The Cell C Girl Child Bursary Fund, a financial resource that invests in the tertiary education of disadvantaged young women, has produced 12 female graduates over the past two years and every one of them is now successfully employed.
The young women have qualified in fields such as law, commerce and IT. Even more significantly, each one of them has become the first person in her family to graduate with a degree.

Says Cell C managing executive: CSI, Suzette van der Merwe: “We are extremely proud to have played a meaningful part in the lives of these young women. They have all come from challenging backgrounds and have had to work extra hard to achieve their dreams. Not only have they become role models for other young people in their communities, they are also able to take care of their families and make a meaningful contribution to the South African economy.”

Nhlalala and Zukiswa, both from Gugulethu in Cape Town, graduated from UCT with post graduate diplomas in accounting. Nhlalala is currently completing her Accountancy Articles at the Nkonki Audit firm in Johannesburg while Zukiswa is doing her Articles at the Victoria and Alfred Waterfront in Cape Town.

Letlhlogonolo from Pretoria has found a home in Cell C’s IT department after graduating in BTech IT: Support Services from the Tshwane University of Technology. Having graduated with BA Honours in Psychology from Wits, Soweto- born Nobuhle is now employed by the Ububele Education and Psychotherapy Trust.

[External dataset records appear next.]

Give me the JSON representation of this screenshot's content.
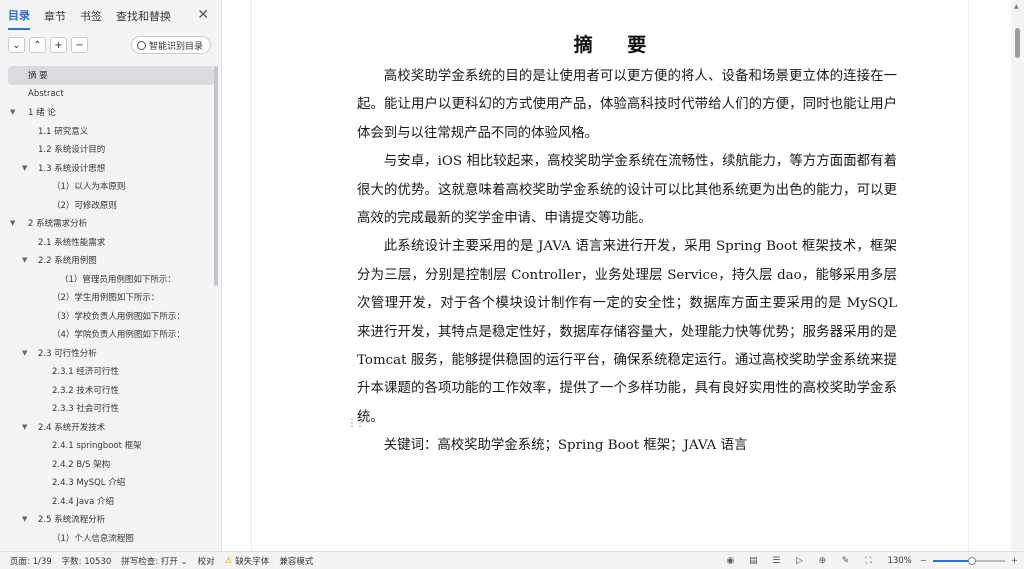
{
  "sidebar": {
    "tabs": [
      "目录",
      "章节",
      "书签",
      "查找和替换"
    ],
    "close_label": "✕",
    "toolbar": {
      "collapse_label": "⌄",
      "expand_label": "⌃",
      "add_label": "+",
      "remove_label": "−",
      "smart_label": "智能识别目录"
    },
    "toc": [
      {
        "label": "摘  要",
        "level": 0,
        "caret": ""
      },
      {
        "label": "Abstract",
        "level": 0,
        "caret": ""
      },
      {
        "label": "1 绪  论",
        "level": 0,
        "caret": "▼"
      },
      {
        "label": "1.1 研究意义",
        "level": 1,
        "caret": ""
      },
      {
        "label": "1.2 系统设计目的",
        "level": 1,
        "caret": ""
      },
      {
        "label": "1.3 系统设计思想",
        "level": 1,
        "caret": "▼"
      },
      {
        "label": "（1）以人为本原则",
        "level": 2,
        "caret": ""
      },
      {
        "label": "（2）可修改原则",
        "level": 2,
        "caret": ""
      },
      {
        "label": "2 系统需求分析",
        "level": 0,
        "caret": "▼"
      },
      {
        "label": "2.1 系统性能需求",
        "level": 1,
        "caret": ""
      },
      {
        "label": "2.2 系统用例图",
        "level": 1,
        "caret": "▼"
      },
      {
        "label": "（1）管理员用例图如下所示：",
        "level": 3,
        "caret": ""
      },
      {
        "label": "（2）学生用例图如下所示：",
        "level": 2,
        "caret": ""
      },
      {
        "label": "（3）学校负责人用例图如下所示：",
        "level": 2,
        "caret": ""
      },
      {
        "label": "（4）学院负责人用例图如下所示：",
        "level": 2,
        "caret": ""
      },
      {
        "label": "2.3 可行性分析",
        "level": 1,
        "caret": "▼"
      },
      {
        "label": "2.3.1 经济可行性",
        "level": 2,
        "caret": ""
      },
      {
        "label": "2.3.2 技术可行性",
        "level": 2,
        "caret": ""
      },
      {
        "label": "2.3.3 社会可行性",
        "level": 2,
        "caret": ""
      },
      {
        "label": "2.4 系统开发技术",
        "level": 1,
        "caret": "▼"
      },
      {
        "label": "2.4.1  springboot 框架",
        "level": 2,
        "caret": ""
      },
      {
        "label": "2.4.2  B/S 架构",
        "level": 2,
        "caret": ""
      },
      {
        "label": "2.4.3 MySQL 介绍",
        "level": 2,
        "caret": ""
      },
      {
        "label": "2.4.4 Java 介绍",
        "level": 2,
        "caret": ""
      },
      {
        "label": "2.5 系统流程分析",
        "level": 1,
        "caret": "▼"
      },
      {
        "label": "（1）个人信息流程图",
        "level": 2,
        "caret": ""
      }
    ]
  },
  "document": {
    "title": "摘  要",
    "paragraphs": [
      "高校奖助学金系统的目的是让使用者可以更方便的将人、设备和场景更立体的连接在一起。能让用户以更科幻的方式使用产品，体验高科技时代带给人们的方便，同时也能让用户体会到与以往常规产品不同的体验风格。",
      "与安卓，iOS 相比较起来，高校奖助学金系统在流畅性，续航能力，等方方面面都有着很大的优势。这就意味着高校奖助学金系统的设计可以比其他系统更为出色的能力，可以更高效的完成最新的奖学金申请、申请提交等功能。",
      "此系统设计主要采用的是 JAVA 语言来进行开发，采用 Spring Boot 框架技术，框架分为三层，分别是控制层 Controller，业务处理层 Service，持久层 dao，能够采用多层次管理开发，对于各个模块设计制作有一定的安全性；数据库方面主要采用的是 MySQL 来进行开发，其特点是稳定性好，数据库存储容量大，处理能力快等优势；服务器采用的是 Tomcat 服务，能够提供稳固的运行平台，确保系统稳定运行。通过高校奖助学金系统来提升本课题的各项功能的工作效率，提供了一个多样功能，具有良好实用性的高校奖助学金系统。"
    ],
    "keywords": "关键词：高校奖助学金系统；Spring Boot 框架；JAVA 语言"
  },
  "statusbar": {
    "page": "页面: 1/39",
    "word_count": "字数: 10530",
    "spell_check": "拼写检查: 打开 ⌄",
    "proofread": "校对",
    "missing_font": "缺失字体",
    "compat_mode": "兼容模式",
    "zoom": "130%",
    "zoom_fraction": 0.55
  },
  "icons": {
    "view": "eye-icon",
    "page_view": "page-view-icon",
    "list": "list-icon",
    "play": "play-icon",
    "web": "globe-icon",
    "pen": "pen-icon",
    "fit": "fit-icon"
  }
}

Tatenda from Empangeni in KwaZulu-Natal enrolled at the University of Johannesburg for a BSc Computer Science degree in 2015.

Says Van der Merwe: “It is impressive that Tatenda graduated in record time with wonderful results. She is now completing an internship at Discovery. Patience, who graduated with a law degree from Wits University, is now employed at Alexander Forbes.”

Beauty, Tumisang, Lindile and Eunice graduated in IT fields and have found work at Cell C, Torque IT and Tata Consulting Services respectively.

Ongeziwe earned her degree in taxation and has been taken on by auditing firm Ernst & Young while Angel studied international relations and industrial psychology and is working at Investec.

Van der Merwe continues: “The development and empowerment of young women is at the heart of Cell C’s corporate social investment initiatives. Education remains one of the most important means of achieving gender equity as it empowers women with knowledge, skills, self-confidence and social and economic status. These qualities enable women to participate meaningfully in our economy. Given the number of young women who are unemployed, and therefore vulnerable in every possible way, education is critical.”

Cell C partners with the Tomorrow Trust, a non-profit organisation that provides each bursary recipient with the necessary support in a holistic manner.

Explains Van der Merwe: “Tomorrow Trust’s valuable contribution through psycho- social support, life-skill development and academic support has delivered astounding results. Our 12 employed graduates are proof of this.”

The Tomorrow Trust’s Lorena El-Lakkis adds: “Our mission is to break the cycle of poverty by creating independent, well-rounded and self-sustainable graduates and it is through this that our partnership with Cell C was founded.”

Cell C receives support from donor partners DNI, MerSETA, Hellocomputer, Glocell’s Acorn Foundation and ABSA as well as Cell C shareholders and executives. Bursaries cover registration, tuition fees, books, accommodation and meals, a monthly allowance, data and ICT equipment.